Qualcomm is under pressure from Jana Partners, an activist investor, to consider breaking up its chipmaking and patent royalty businesses as a way to boost flagging shareholder value.
In a quarterly letter to its investors, cited by The Wall Street Journal (WSJ), Jana also called on Qualcomm to cut costs, accelerate stock buybacks, revamp its executive-pay structure, review financial reporting and indeed make changes to the board of directors.
The US chipmaker, at least publically, responded diplomatically to Jana’s proposals.

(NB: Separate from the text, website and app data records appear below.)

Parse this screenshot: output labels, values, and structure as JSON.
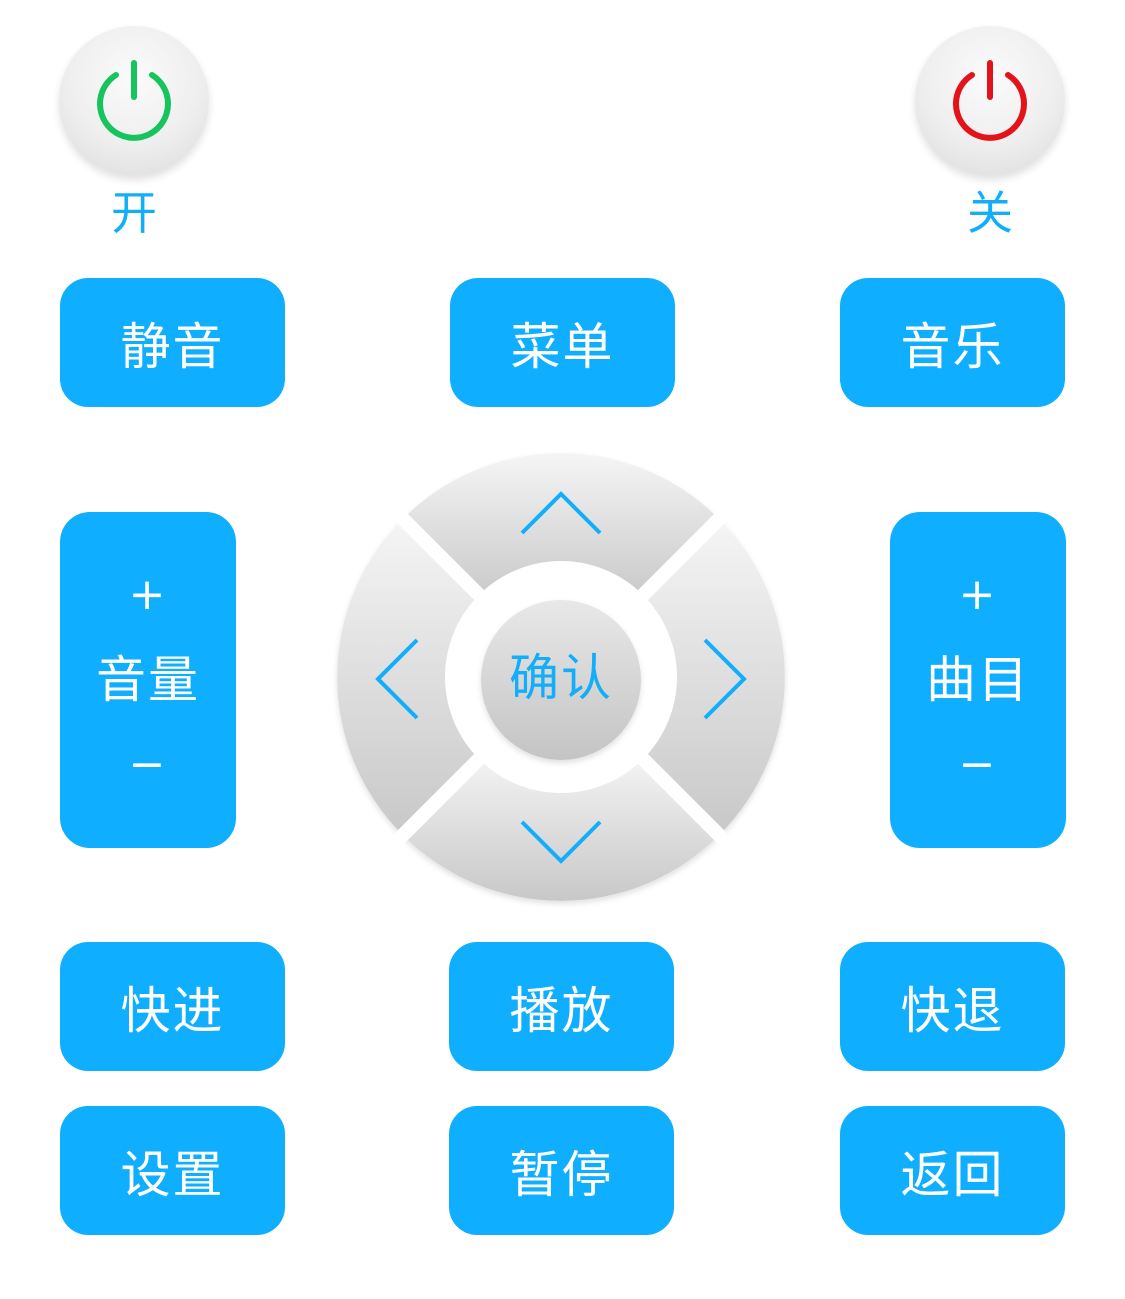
{
  "power": {
    "on_label": "开",
    "off_label": "关",
    "on_color": "#16c45e",
    "off_color": "#e3131b",
    "on_icon": "power-icon",
    "off_icon": "power-icon"
  },
  "row1": {
    "mute": "静音",
    "menu": "菜单",
    "music": "音乐"
  },
  "volume": {
    "plus": "+",
    "label": "音量",
    "minus": "−"
  },
  "track": {
    "plus": "+",
    "label": "曲目",
    "minus": "−"
  },
  "dpad": {
    "confirm": "确认",
    "up_icon": "chevron-up-icon",
    "down_icon": "chevron-down-icon",
    "left_icon": "chevron-left-icon",
    "right_icon": "chevron-right-icon"
  },
  "row3": {
    "fast_forward": "快进",
    "play": "播放",
    "rewind": "快退"
  },
  "row4": {
    "settings": "设置",
    "pause": "暂停",
    "back": "返回"
  },
  "colors": {
    "accent": "#10aeff",
    "label_text": "#12aefa",
    "button_text": "#ffffff",
    "dpad_light": "#f4f4f4",
    "dpad_dark": "#c9c9c9"
  }
}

“Qualcomm welcomes input from our investors and has a track record of active engagement with stockholders,” said a company spokeswoman, quoted by WSJ. “The board and management team will continue to consider actions that are in the best interests of all stockholders.”
When the chips are down

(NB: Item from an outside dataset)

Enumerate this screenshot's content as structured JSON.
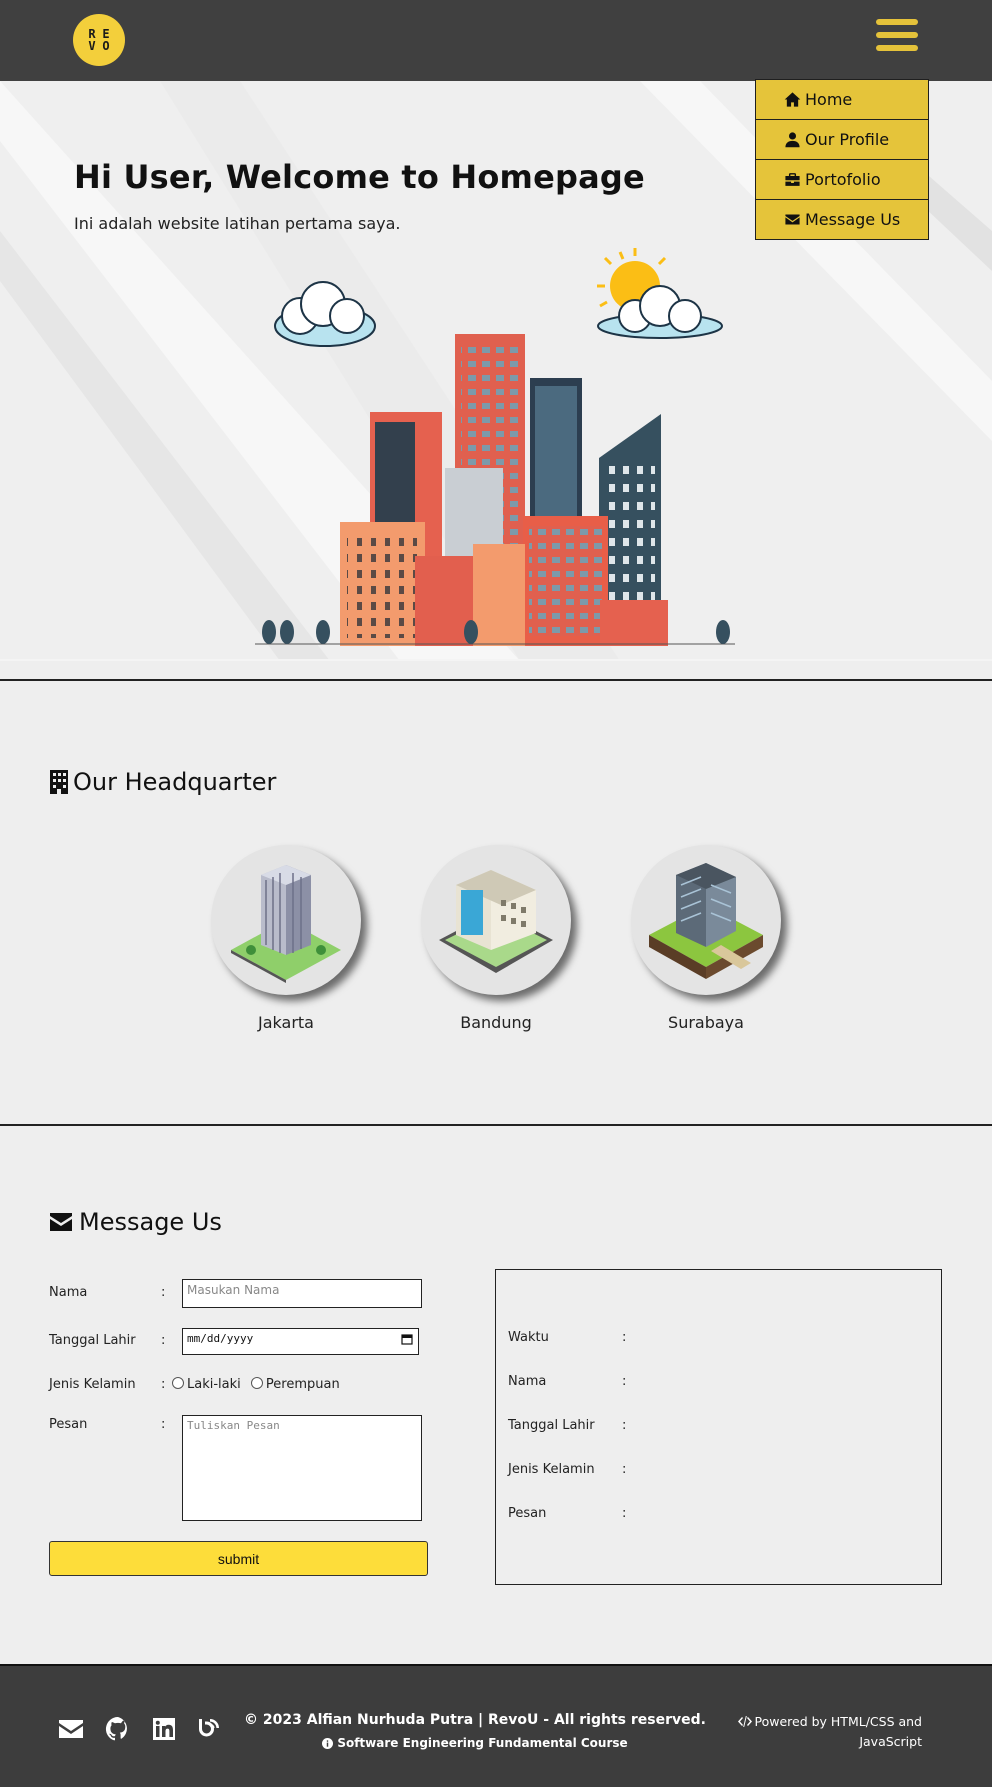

The majority of Qualcomm’s profit comes from patent royalties, but Jana maintained the company needed to do more to exploit its strong position in the chip market.
The investor fund, which has a $2 billion stake in the company, said the chip business was essentially worthless at the company’s present market value.
Although Jana welcomed Qualcomm’s recent $15 billion share buy-back plan, as well as a hiking of the dividend, it argued it still wasn’t enough to excite investors.
It’s a view that CEO Steve Mollenkopf might well dispute.
At the time of the buyback and dividend announcement, the Qualcomm chief said “our business continues to generate substantial operating cash flow” and that the new plan “represents an important step in returning that cash to our owners while still preserving the strategic flexibility needed to drive stockholder value through growth”.
Jana executives and Qualcomm’s management, said WSJ, have held private discussions since late last year, which Jana described as “constructive” in its quarterly letter.
Qualcomm is nonetheless under competitive and regulatory pressures.
As well as facing cut-throat competition in China (which accounts for around half of Qualcomm’s revenue), the chipmaker suffered a blow when longstanding customer Samsung opted to use its own processor for the new Galaxy S6 rather than its latest snapdragon chip.
And shortly after Qualcomm was fined almost $1 billion by China’s antitrust regulator and agreed to modify its licensing practices, South Korea’s Fair Trade Commission reportedly launched an investigation into whether it had abused its dominant position there as well
Qualcomm was fined more than $200 million by the commission in 2009 for its anti-competitive behaviour.